• WHAT THIS TASK INVOLVES
Please copy out every line in the records below that includes the word "colunas".

[Opening SUPPLIED DATA section]

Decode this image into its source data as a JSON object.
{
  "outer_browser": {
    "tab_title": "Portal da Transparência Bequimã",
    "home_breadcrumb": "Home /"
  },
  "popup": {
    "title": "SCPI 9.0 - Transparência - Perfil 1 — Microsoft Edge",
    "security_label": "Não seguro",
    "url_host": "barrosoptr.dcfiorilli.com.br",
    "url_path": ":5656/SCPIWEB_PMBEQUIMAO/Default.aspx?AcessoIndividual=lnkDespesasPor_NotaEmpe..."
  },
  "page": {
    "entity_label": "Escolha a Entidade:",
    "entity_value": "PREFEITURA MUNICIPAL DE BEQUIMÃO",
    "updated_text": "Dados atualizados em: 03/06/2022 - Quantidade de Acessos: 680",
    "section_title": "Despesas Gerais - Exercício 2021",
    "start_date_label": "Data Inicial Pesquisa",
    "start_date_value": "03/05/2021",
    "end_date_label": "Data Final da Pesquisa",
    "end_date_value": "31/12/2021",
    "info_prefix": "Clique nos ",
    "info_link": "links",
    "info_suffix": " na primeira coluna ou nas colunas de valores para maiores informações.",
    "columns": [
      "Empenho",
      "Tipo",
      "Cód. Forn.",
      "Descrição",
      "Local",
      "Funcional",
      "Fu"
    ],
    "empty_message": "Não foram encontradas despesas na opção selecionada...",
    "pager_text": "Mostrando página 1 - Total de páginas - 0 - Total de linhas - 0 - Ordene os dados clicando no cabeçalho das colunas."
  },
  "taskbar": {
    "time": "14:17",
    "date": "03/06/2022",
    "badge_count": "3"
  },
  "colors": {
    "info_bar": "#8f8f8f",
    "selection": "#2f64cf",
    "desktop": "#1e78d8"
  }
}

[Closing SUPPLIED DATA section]

• SOLUTION TO THE EXERCISE
    "info_suffix": " na primeira coluna ou nas colunas de valores para maiores informações.",
    "pager_text": "Mostrando página 1 - Total de páginas - 0 - Total de linhas - 0 - Ordene os dados clicando no cabeçalho das colunas."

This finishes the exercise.